BEGIN
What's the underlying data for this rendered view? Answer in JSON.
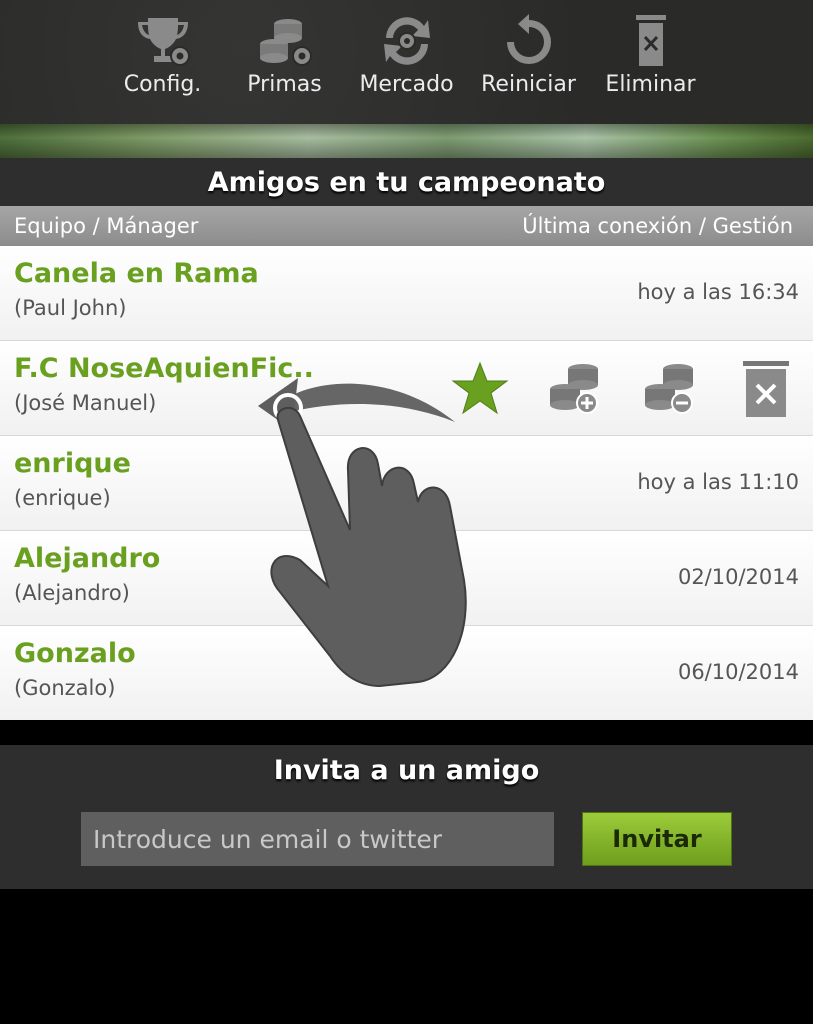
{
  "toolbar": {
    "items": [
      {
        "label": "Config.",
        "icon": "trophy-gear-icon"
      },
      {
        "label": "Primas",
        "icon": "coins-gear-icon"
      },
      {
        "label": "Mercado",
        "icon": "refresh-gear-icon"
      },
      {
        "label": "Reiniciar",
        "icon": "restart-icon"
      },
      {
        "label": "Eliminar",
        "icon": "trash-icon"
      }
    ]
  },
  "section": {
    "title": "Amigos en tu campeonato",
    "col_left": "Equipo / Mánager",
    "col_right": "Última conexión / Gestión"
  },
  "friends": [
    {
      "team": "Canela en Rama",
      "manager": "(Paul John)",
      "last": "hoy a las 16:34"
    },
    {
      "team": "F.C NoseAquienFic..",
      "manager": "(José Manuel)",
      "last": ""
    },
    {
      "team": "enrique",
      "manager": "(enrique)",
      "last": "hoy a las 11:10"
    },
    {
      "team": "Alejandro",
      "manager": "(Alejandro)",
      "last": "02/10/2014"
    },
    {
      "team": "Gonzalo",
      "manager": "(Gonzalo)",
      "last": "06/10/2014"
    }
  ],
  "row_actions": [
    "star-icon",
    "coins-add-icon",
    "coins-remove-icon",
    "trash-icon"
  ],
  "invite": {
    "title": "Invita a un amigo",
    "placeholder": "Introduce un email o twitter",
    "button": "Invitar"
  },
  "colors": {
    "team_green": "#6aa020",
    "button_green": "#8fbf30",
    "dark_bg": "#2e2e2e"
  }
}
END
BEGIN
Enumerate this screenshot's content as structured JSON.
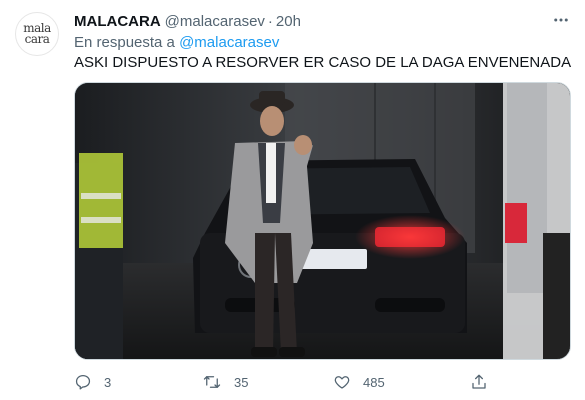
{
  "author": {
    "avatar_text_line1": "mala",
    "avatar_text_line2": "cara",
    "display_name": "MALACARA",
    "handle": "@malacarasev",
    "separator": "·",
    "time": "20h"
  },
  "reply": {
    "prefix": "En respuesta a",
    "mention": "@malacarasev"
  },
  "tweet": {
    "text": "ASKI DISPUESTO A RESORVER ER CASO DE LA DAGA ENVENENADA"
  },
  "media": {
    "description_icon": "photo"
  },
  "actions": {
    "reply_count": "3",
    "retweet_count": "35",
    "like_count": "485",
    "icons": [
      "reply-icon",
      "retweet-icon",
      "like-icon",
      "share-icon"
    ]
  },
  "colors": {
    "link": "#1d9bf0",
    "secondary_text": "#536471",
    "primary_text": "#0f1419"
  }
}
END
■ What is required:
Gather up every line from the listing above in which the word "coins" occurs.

■ Exercise response:
        "icon": "coins-gear-icon"
    "coins-add-icon",
    "coins-remove-icon",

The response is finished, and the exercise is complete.